English summary from
The conception of the world in maturity and in infancy
The research represents a criticaI approach to Jean Piaget’s theories on the conception of the world (1926) and psysical causality (1927), as developed in children from precausal thinking, which is characterized by realism, animism and artificialism, to causaI thinking. From a review (Perussia 1983) of nearly seventy recent studies that folIowed the work of Laurendeau and Pinard in 1962, it appears that the matter of precausal thinking is still controversial, i.e., though most researchers in this field agree that children have precausal thinking in the Piagetian sense, the data and their interpretation differ depending on the author.

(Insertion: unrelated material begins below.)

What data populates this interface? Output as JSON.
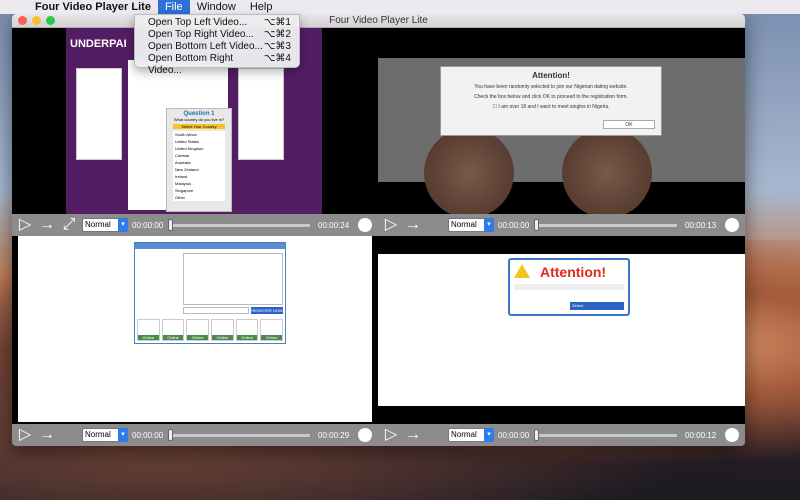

In this book I compare Piaget’s protocols with the writings of many classical scientists, from ancient times to the 20th century, and with the cosmologies and meteorologies of a few “primitive” (but adult and often contemporary) thinkers. The similitarities noted between adult and infantile thinking in numerous adult ancient or modern philosophers and/or physicists serve to question Piaget’s notion of infantile or “precausal” thinking as structuralIy divergent from adult or “causaI” thinking. For example, the infantile convinction that thought is equivalent to silent speech is shared by J. B. Watson. The child’s belief that “visual rays” emanating from the eyes account for sight was a part of almost all optical science (Empedocles, Hipparchus, Bemard Of Tours, Della Porta), at least until the Renaissance. The notion that an object is nearly identical to its name pervades not only classical texts (e.g., Plato, the Bible), but also the contemporary theory of natural signs (e.g., Kohler). Democritus, Cicero, Freud and others believed, as do children, that dreams originate in the external world in a realistic sense, i.e., a dream comes from some other place, it is an effect of daily experience, and so on. The child’s belief that thinking and air, or better pneuma, are actually the same thing is shared by Antipater, Zeno, Diogenes of Apollonia. The classification of objects as alive or not alive, and with and without force, and the criteria used by children for such distinctions, are also present (in even more “animistic” ways) in the works of ‘primitive’ physicists, Democritus, Thales, Aristotle, St. Thomas, Leonardo, Peter Abelard, and Nicola Cusano, and throughout the entire history of the concept of force. The conception of the world as a continuous transformation of a few basic elements, mainly air but also water, fire and earth, is rendered with the same child-like words in the works of Anaximenes, Aristotle, Pseudo Bede, Telesio, and others. The primitive cosmogonies of Empedocles, and Honorius of Autun, for example, reflect the child-like notion that the sky is solid and stays up because it moves rapidly. The infantile confusion between wind and the objects it seems to move, such as clouds, waves, and stars, is also found in, for example, Aristotle, Alexander Neckam, Leonardo and others. The infantile conviction that wind derives from dust is shared by Epicurus and Aristotle. Infantile concepts of the lunar and solar phases are found in Empedocles, Xenophon, Heraclitus and notions of night are found in primitive meteorologies and in the works of Parmenides, Pythagoras, Alan of Lille, and others. Children’s explanations of thunder, lightning and rain are common in primitive rneteorologies, and in the physical philosophies of Leucippus, Anaxagoras and Lucretius. Artificialistic thinking that God manufactured the different aspects of the world in the same way that man produces tools pervades many religions (see the Bible) and also many layman thinkings (e.g., Stoicism). Radically artificialistic concepts about wind, rain, and clouds are found in the primi tive physics of Epicurus, Aristotle and Seneca. Finally, a series of peculiar cases in which singular “precausal” children’s explanations coincide with singular affirmations of scientists are presented.
From the data presented. I offer the reader some conclusions and some hypotheses for future research. The Piagetian distinction between causaI and precausal thinking becomes blurred, as adults of very different eras and children explain phenomena in a remarkably similar fashion. Thus, the Piagetian distinction between adult and infantile thinking must be reevaluated and the possibility of a greater continuity between adult and infantile thinking than expected must be considered. Perhaps “causaI” thinking can be better defined as the learning of natural sciences by a child in school. Many adults reason in the same way that children do, and many children reason as adults. It is therefore probably heuristically useful to consider children as intellectually creative scientist-philosophers who operate outside the framework of academic contemporary science. Successive stages do not necessarily represent progress over previous ones; they might simply be different.